> AIM OF THE TASK:
Only one number is wanted here: how many lines of the data hold "Google".
[MATERIALS PROVIDED — start]
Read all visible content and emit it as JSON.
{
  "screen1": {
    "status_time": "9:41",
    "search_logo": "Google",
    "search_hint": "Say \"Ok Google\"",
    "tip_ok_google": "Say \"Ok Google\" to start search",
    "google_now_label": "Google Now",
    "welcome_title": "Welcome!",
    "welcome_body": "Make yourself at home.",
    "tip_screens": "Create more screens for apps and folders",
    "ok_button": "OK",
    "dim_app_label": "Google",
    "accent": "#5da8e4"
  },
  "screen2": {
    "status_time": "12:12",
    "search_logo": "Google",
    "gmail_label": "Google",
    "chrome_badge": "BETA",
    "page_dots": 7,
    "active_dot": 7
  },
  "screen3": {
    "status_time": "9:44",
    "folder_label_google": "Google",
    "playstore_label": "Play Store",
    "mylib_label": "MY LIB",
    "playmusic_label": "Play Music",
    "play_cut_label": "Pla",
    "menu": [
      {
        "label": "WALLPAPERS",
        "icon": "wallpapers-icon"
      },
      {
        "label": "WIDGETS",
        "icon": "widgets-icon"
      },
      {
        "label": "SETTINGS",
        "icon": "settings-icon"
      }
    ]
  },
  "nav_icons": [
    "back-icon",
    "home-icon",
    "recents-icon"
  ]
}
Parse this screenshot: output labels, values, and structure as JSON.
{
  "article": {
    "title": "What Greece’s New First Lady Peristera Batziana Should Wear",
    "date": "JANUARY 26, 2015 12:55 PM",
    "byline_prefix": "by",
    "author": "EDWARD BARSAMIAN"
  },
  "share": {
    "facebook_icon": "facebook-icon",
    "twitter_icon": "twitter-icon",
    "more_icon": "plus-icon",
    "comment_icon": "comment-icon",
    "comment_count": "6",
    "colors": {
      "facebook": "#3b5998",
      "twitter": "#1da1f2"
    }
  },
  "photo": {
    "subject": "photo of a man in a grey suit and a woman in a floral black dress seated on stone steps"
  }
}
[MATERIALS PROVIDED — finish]
> EXERCISE RESPONSE:
8